Work item: Go through the records and report each line in which the word "object" occurs.

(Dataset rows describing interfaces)
----------
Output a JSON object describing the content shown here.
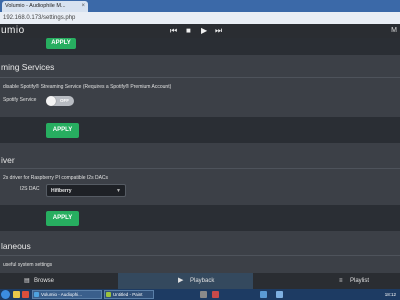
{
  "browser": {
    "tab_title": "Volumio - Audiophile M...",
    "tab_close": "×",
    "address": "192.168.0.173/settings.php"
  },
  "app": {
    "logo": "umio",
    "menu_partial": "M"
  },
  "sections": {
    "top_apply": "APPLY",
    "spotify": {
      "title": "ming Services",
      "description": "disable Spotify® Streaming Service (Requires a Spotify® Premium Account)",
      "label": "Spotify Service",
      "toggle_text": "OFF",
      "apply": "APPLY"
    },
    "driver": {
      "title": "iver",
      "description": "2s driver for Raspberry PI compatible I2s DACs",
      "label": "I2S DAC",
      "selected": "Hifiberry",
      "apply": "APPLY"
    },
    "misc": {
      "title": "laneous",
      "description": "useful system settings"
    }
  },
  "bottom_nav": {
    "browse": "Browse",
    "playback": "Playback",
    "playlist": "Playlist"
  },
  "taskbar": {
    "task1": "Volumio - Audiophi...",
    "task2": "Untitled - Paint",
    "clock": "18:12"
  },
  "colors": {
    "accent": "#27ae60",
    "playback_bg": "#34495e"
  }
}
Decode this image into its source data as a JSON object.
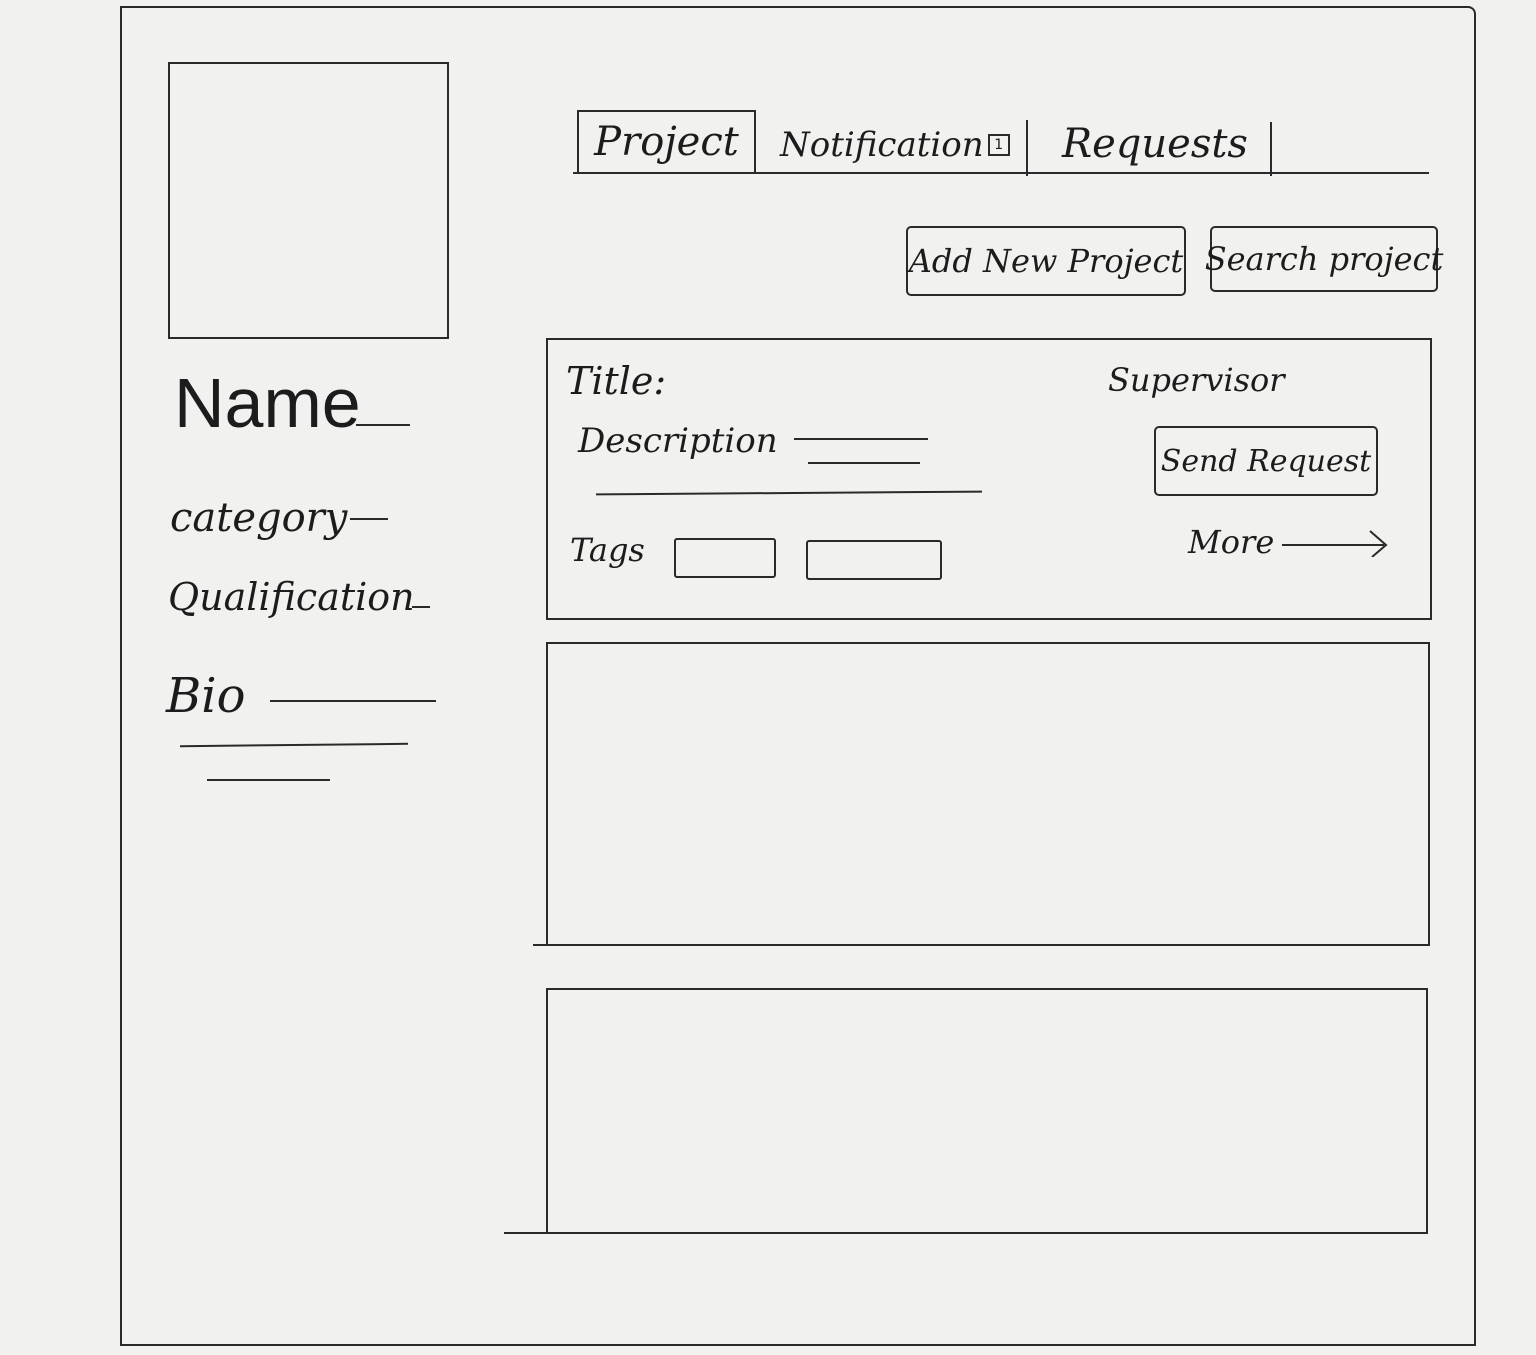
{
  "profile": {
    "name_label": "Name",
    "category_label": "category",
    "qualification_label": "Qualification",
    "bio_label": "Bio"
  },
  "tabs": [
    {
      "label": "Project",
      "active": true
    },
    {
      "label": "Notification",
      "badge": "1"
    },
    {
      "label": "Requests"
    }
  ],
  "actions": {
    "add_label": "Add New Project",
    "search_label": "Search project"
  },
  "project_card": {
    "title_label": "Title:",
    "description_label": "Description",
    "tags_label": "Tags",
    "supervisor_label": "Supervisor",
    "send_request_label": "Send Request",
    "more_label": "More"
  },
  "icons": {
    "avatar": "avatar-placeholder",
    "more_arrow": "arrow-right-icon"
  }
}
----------
Result:
Output a JSON object describing the content shown here.
Decode this image into its source data as a JSON object.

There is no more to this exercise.